The Year of the Engine

By Rod Sutton, Editor in Chief | September 28, 2010


Each fall we review the several hundred products that we've run in Construction Equipment during the past year, evaluating each for technical advances or competitive potential that might warrant their inclusion in our Top 100 Products. You can review our choices online at the Top 100 Products of 2002 page.

This year, seven engines made the cut. This came as no surprise, because our evaluation encompasses not only the technology integrated into a new product, but also the product's effect on the market and, ultimately, on the buyer.

For on-highway truck engines, exhaust-gas recirculation (EGR) seems to be an effective means of meeting the latest EPA demand for cleaner stacks. EGR technology didn't come easily, though. Engineering challenges associated with system durability, thermal loading, variable-geometry turbochargers, and control systems that keep everything working in harmony were tough to overcome.

And, looming over all this effort was the concern about diminished fuel economy. Even that issue seems to have been reasonably addressed, however, and let us not forget the significant gains in truck fuel-efficiency afforded by past emission-control strategies—among them electronic fuel systems, charge-air coolers, and refinement of the combustion chamber and injection hardware.

Nor dare we forget about on-highway-engine emission-control strategies that employ alternatives to the EGR concept and, thereby, offer truck buyers a choice of technology. We think there's something fundamentally healthy about manufacturers standing up and advocating different technical solutions for a common challenge. In the end, the buyer obtains a better product, no matter which technology is chosen.
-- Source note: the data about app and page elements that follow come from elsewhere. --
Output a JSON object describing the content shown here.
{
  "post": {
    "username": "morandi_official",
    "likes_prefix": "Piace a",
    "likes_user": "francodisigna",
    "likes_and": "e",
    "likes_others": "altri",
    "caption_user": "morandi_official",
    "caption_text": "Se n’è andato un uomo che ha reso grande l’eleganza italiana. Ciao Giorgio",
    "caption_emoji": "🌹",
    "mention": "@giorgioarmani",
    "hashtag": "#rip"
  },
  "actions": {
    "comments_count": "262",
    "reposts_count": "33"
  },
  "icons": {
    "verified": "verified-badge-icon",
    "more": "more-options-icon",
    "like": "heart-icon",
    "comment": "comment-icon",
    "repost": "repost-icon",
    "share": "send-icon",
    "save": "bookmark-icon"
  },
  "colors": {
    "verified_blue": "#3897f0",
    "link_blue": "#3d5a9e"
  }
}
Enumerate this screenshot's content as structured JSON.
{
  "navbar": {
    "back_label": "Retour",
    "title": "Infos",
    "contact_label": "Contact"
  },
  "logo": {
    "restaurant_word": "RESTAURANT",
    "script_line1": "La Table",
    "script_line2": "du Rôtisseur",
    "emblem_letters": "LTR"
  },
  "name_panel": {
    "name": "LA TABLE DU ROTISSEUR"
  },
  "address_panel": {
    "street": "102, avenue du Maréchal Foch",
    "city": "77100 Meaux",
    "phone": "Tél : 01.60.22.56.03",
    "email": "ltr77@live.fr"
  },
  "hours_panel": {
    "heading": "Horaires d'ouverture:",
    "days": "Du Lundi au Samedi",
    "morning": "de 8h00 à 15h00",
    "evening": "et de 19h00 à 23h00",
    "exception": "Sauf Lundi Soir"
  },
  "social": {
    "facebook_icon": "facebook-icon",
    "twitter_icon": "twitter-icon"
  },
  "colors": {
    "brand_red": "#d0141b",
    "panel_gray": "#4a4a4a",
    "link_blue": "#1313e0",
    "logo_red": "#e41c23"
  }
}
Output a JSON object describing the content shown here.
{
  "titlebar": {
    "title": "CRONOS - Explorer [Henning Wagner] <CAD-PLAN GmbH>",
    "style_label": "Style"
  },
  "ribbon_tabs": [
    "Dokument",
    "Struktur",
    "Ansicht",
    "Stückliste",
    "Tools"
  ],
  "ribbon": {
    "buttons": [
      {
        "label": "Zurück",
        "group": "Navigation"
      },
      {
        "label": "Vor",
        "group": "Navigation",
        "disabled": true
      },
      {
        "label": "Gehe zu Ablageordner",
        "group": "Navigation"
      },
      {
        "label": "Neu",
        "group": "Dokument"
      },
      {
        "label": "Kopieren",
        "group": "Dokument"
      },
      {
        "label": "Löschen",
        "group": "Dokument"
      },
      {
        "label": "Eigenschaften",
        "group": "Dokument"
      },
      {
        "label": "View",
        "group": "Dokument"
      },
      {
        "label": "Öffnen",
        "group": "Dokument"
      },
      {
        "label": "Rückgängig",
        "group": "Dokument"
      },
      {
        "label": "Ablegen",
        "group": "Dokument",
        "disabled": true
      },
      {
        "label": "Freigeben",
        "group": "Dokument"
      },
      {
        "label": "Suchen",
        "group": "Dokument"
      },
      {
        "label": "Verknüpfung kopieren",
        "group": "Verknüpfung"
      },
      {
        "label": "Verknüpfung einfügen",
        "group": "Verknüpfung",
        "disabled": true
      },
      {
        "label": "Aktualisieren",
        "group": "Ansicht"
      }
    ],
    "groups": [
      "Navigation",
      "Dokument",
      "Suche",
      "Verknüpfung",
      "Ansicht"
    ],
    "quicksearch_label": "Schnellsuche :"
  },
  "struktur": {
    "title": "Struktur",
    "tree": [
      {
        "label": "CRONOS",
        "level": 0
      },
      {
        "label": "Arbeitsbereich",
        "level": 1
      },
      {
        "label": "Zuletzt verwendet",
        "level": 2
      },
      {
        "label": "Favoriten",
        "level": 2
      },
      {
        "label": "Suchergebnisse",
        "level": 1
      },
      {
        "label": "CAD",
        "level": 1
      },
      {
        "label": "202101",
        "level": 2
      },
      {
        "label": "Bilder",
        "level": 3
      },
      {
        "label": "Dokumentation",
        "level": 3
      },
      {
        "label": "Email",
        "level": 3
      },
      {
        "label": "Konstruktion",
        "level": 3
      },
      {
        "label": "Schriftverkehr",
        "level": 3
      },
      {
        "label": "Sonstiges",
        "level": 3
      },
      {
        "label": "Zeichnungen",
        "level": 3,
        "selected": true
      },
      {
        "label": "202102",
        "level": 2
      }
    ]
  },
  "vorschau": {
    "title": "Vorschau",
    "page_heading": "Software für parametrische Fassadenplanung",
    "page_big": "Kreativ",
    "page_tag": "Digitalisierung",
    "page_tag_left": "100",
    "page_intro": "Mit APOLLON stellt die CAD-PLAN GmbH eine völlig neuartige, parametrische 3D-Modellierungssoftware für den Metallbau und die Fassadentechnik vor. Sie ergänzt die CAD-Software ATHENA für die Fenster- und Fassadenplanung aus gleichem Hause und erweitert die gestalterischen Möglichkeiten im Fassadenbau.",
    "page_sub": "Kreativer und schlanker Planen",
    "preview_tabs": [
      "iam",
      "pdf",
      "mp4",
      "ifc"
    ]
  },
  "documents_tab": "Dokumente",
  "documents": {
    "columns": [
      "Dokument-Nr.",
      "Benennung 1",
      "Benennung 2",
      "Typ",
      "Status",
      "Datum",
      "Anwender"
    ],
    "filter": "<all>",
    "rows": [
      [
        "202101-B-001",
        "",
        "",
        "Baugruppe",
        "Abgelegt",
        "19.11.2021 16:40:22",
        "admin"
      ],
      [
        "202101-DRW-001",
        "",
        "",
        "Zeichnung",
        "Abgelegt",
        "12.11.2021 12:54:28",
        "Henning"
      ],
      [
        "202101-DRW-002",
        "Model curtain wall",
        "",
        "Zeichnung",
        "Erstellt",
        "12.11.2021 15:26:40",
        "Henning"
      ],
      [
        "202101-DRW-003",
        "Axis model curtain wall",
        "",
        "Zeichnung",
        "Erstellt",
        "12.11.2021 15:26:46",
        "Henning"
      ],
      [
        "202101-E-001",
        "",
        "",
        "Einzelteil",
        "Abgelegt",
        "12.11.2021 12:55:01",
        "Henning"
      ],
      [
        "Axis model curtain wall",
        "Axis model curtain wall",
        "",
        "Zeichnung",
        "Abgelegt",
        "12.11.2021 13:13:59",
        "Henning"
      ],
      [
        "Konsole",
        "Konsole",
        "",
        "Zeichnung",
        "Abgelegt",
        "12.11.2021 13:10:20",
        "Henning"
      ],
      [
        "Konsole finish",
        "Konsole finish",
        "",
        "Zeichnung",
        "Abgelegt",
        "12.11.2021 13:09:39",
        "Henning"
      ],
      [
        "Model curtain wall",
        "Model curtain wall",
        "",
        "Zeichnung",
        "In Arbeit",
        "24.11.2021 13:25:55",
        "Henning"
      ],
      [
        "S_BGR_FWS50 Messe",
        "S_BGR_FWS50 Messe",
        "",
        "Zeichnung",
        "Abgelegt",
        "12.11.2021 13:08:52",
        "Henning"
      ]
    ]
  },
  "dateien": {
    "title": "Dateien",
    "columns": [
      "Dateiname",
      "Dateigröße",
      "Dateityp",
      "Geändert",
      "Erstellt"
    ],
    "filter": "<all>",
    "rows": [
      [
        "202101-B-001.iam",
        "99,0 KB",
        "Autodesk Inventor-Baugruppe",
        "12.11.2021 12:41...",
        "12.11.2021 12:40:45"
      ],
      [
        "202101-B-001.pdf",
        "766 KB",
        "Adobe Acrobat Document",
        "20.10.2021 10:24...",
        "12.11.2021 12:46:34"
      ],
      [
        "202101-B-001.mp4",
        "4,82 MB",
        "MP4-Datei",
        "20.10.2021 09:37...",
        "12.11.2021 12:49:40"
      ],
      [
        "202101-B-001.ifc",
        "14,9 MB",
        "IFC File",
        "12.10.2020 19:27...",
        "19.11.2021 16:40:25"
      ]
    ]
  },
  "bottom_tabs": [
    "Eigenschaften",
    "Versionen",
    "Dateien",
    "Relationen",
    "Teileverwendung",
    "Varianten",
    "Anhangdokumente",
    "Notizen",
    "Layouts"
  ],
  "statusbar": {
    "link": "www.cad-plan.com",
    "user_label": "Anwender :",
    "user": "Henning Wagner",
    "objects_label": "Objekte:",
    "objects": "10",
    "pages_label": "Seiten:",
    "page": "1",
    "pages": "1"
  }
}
The off-highway side of the business, of course, has not yet been forced to attain emission-reduction levels akin to those of the on-highway side. But that said, off-highway-engine builders have invested tremendous resources in meeting the EPA's Tier II requirements, and are diligently working toward exceedingly more-stringent Tier III compliance. We've had occasion to test several Tier II-compliant machines against their predecessor models, and to our surprise and the industry's credit, we've seen fuel-efficiency gains ranging from 5 to 25 percent for the new models.

It's a judgment call, but the effort involved in producing cleaner diesels will eventually pay dividends beyond just cleaner exhaust stacks. Concern about the packaging of emissions technology may lead to overall more-efficient vehicle designs; concern about sound levels to quieter vehicles; and the never-ending quest for fuel economy, despite emissions control, to lower operating costs.